Sandoval doesn't walk an incredible amount (as evidenced by his 8.3 walk percentage a year ago) and does have a poor tendency to swing out of the strike zone. He swung at 41.5 percent of pitches thrown outside the strike zone, second only to Bengie Molina who had a percentage of 43.9.
However, Sandoval's contact rate of pitches outside the zone is 75.2 percent, which goes to show that despite Sandoval's free-swinging nature, he is able to back it up somewhat because he can hit pitches that may be swinging strikes for other guys on the squad.
Furthermore, Sandoval did make some progress in terms of plate patience in the last two months of play .
In the first two months, Sandoval had only eight walks combined. In August and September/October—seriously, you can't consider October a month; there is only a week of regular season play—Sandoval accumulated double-digit walk totals (10 in August, 16 in September and October), and drew 13 walks in the month of June before hitting a skid in July where he only had five. Granted, Sandoval won't be challenging Nick Johnson for the walks-leader any time soon.
However, Sandoval is getting more selective at the plate, and we may see him more refined in terms of his plate patience in 2010, especially after those promising walk numbers in August, September/October.
Factor Two: AT&T Park is a death trap for hitters
This is a true fact, and it takes a different kind of hitter to succeed in AT&T Park.
Are you going to see guys put up Raul Ibanez -esque numbers like Ibanez did in Philadelphia last season? Of course not. However, good hitters will still succeed in AT&T despite its dimensions. After all, how do you explain Rich Aurilia's 2001 or Barry Bonds? (Well...probably steroids I guess, but let's just ignore that for now).
That point seems to be the case in Sandoval's favor.
Despite AT&T Park's notorious "pitcher-friendly" reputation, Sandoval put up better numbers offensively at home than on the road. While the numbers weren't that much different in a lot of categories (he hit only one more home and four more RBI at home), the numbers tell a different story in one big category: OPS. At AT&T Park in 2009, Sandoval had a 1.012 OPS.
On the road, he only posted a .877 OPS.
Therefore—while AT&T won't exactly be the place for him to hit 40 home runs—the idea that the ballpark will keep him under the 20 home run mark is somewhat ridiculous. Sandoval is a proven hitter in San Francisco, and he will only get better as he continues to feel more comfortable at AT&T Park.
Factor Three: Sandoval's supporting cast will kill his stats
This point I partially agree with.
While the Giants upgraded offensively (that is of course if you consider Aubrey Huff, Mark Derosa and Freddy "Limp Away" Sanchez upgrades...I will concede and say 'yes' for the moment), the team is still far from being a Murderer's Row by any measure. Thus, Sandoval—much like last season—will have little support behind him, not to mention guys on base when he comes to the plate.

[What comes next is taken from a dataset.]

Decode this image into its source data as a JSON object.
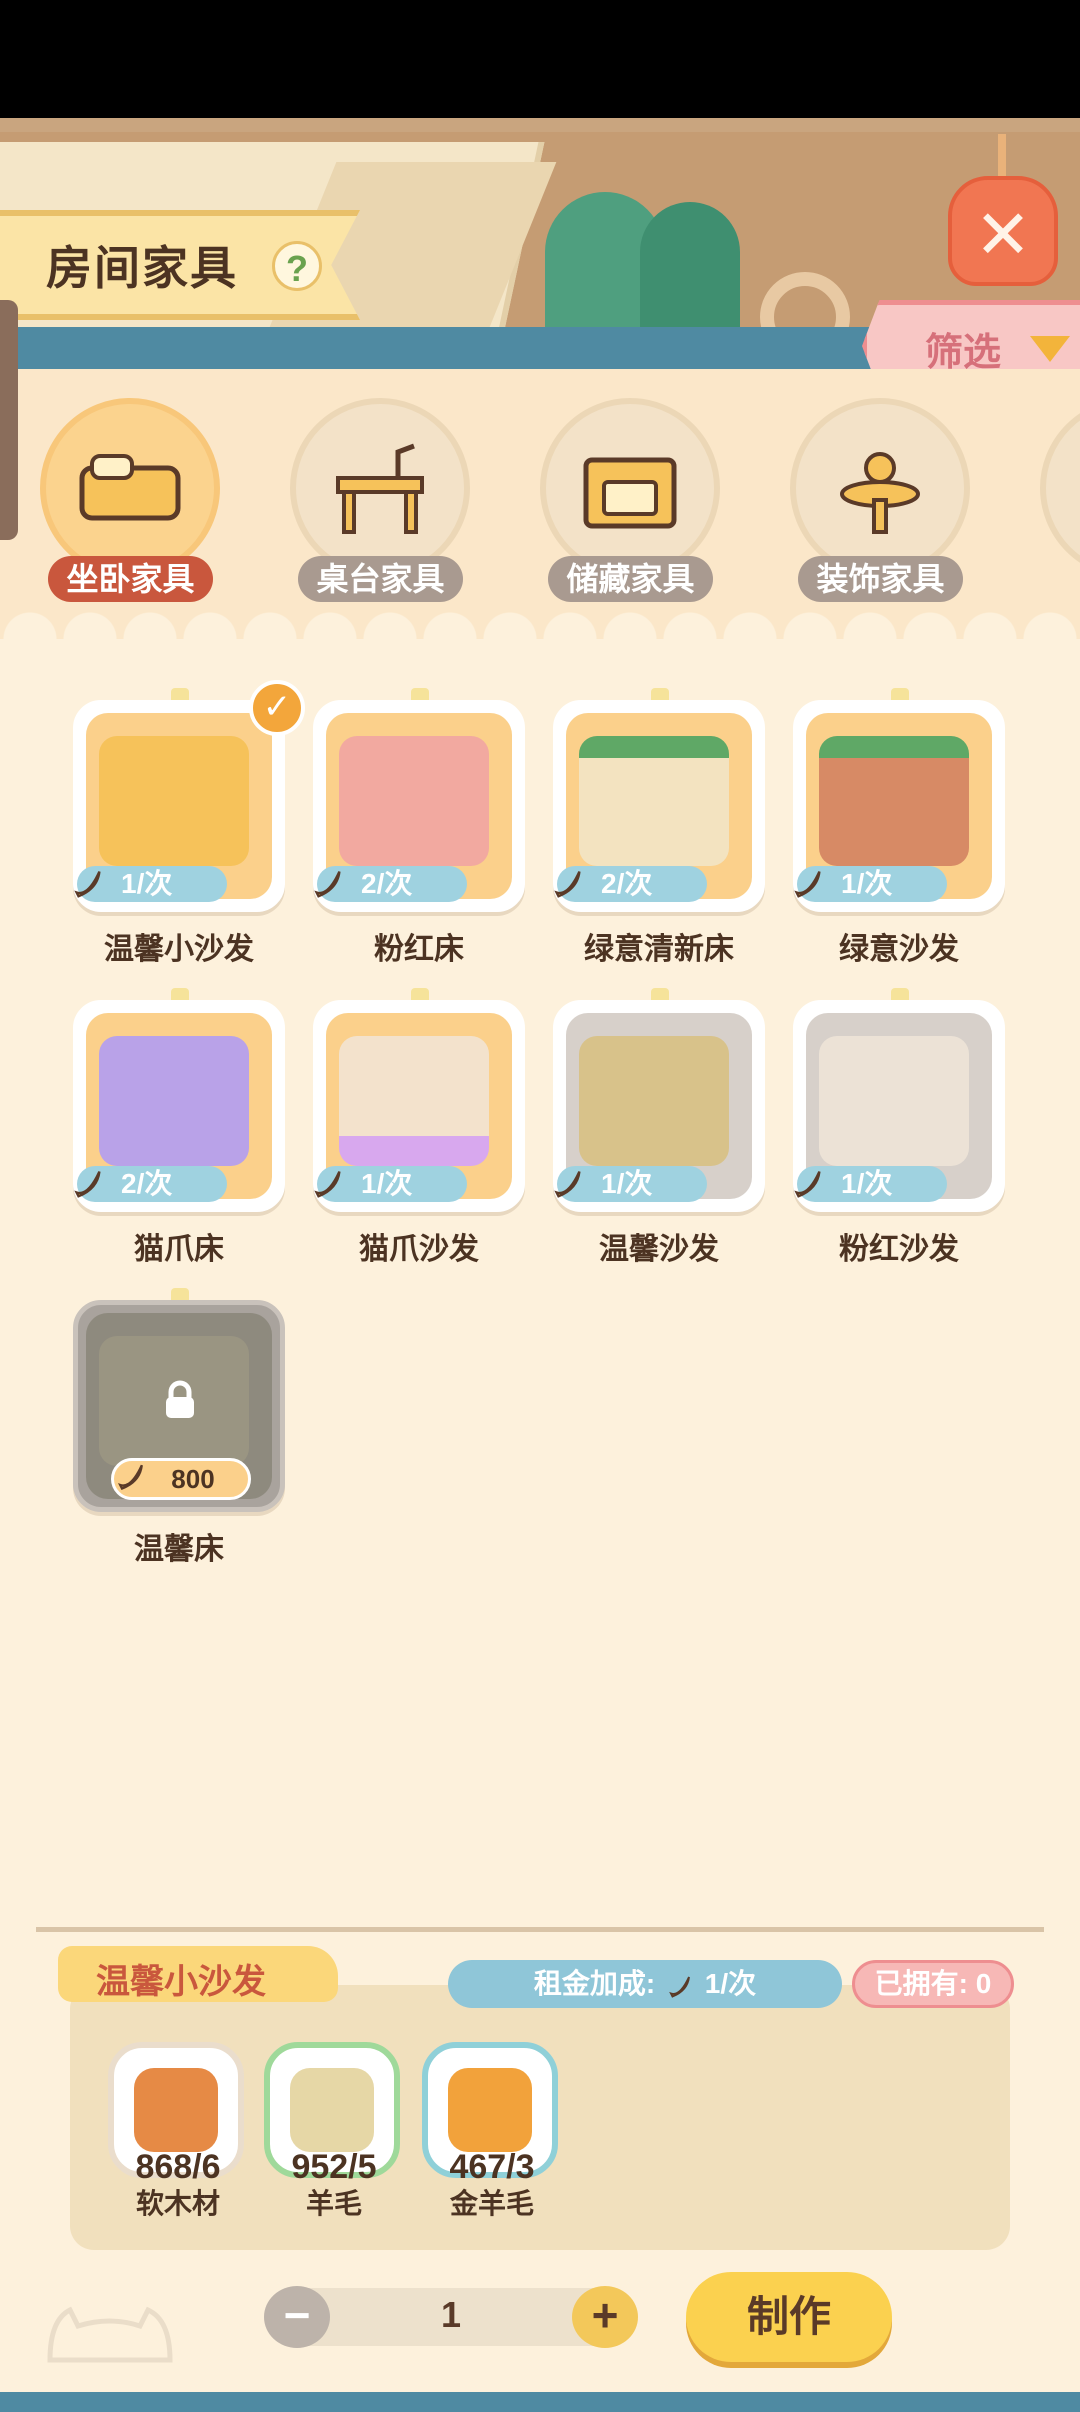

Therefore, I believe Sandoval will struggle in one category: RBI.
I don't think he'll hit over 100 mainly because the Giants a.) still have a lineup that will accumulate one awful OBP (compounded even more by Bengie Molina's return) and b.) the Giants' leadoff spot is still undetermined. Seriously, Aaron Rowand is a prime candidate...ouch.

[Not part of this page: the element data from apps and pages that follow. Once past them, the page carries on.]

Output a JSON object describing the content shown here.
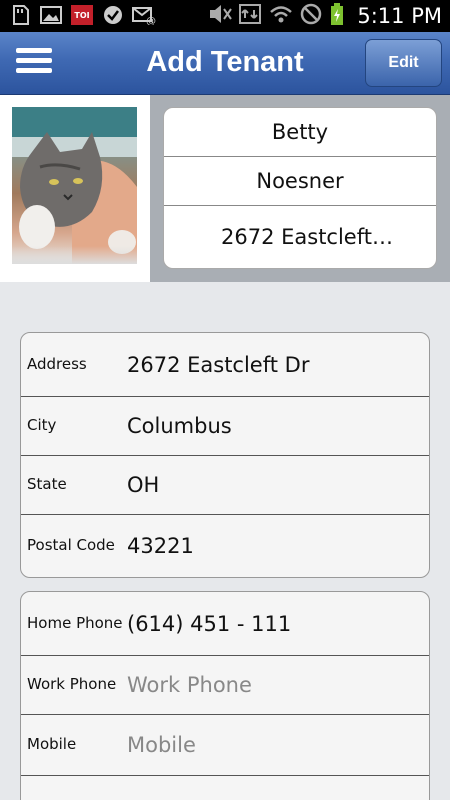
{
  "status_bar": {
    "time": "5:11 PM",
    "notification_icons": [
      "sd-card-icon",
      "image-icon",
      "toi-app-icon",
      "check-icon",
      "email-icon"
    ],
    "system_icons": [
      "mute-icon",
      "data-icon",
      "wifi-icon",
      "no-signal-icon",
      "battery-charging-icon"
    ],
    "toi_label": "TOI"
  },
  "navbar": {
    "title": "Add Tenant",
    "edit_label": "Edit"
  },
  "profile": {
    "first_name": "Betty",
    "last_name": "Noesner",
    "address_preview": "2672 Eastcleft…"
  },
  "address_card": {
    "rows": [
      {
        "label": "Address",
        "value": "2672 Eastcleft Dr"
      },
      {
        "label": "City",
        "value": "Columbus"
      },
      {
        "label": "State",
        "value": "OH"
      },
      {
        "label": "Postal Code",
        "value": "43221"
      }
    ]
  },
  "phone_card": {
    "rows": [
      {
        "label": "Home Phone",
        "value": "(614) 451 - 111",
        "placeholder": false
      },
      {
        "label": "Work Phone",
        "value": "Work Phone",
        "placeholder": true
      },
      {
        "label": "Mobile",
        "value": "Mobile",
        "placeholder": true
      }
    ]
  },
  "colors": {
    "navbar_top": "#5b85c9",
    "navbar_bottom": "#2c549e",
    "background": "#e6e8eb",
    "header_bg": "#a9aeb4"
  }
}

So, anyone banking on Sandoval to eclipse the century mark in RBI probably should think again.
That being said, Sandoval's other categories, such as OPS, batting average, home runs, hits and BB/K ratio, shouldn't be affected by the Giants' mediocre lineup.

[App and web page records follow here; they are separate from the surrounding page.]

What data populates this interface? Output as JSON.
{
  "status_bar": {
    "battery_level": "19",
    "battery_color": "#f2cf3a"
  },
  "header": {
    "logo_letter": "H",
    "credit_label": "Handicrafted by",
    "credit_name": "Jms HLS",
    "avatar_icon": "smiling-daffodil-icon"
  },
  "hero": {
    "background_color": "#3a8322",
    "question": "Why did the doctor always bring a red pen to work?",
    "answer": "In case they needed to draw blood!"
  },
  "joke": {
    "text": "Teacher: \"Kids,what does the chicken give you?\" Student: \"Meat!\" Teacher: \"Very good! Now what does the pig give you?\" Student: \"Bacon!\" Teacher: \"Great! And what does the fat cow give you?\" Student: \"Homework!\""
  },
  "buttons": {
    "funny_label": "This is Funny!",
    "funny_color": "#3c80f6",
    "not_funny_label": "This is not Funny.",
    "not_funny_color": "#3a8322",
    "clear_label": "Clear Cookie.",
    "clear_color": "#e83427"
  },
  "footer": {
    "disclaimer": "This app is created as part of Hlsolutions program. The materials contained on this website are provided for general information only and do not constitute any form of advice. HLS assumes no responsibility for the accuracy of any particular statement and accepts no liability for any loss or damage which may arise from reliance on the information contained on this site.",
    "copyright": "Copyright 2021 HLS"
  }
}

If anything, Sandoval could help OTHER guys on the team because chances are pitchers will pitch around him come Opening Day, knowing that he is the Giants real and only legitimate threat.
Sandoval will get on base, and guys like Huff and Derosa will get the opportunities to drive him in (whether or not they DO drive him in of course is a different story).
There really is a lot to like about Sandoval next year, and in my mind, the CHONE and Marcel Projections underestimate his ability a little too much.
Will Sandoval be the second-coming of Albert Pujols like Willie McCovey coyly implied last season? Probably not —or at least not by next season—but Sandoval will still prove in 2010 that 2009 was no fluke.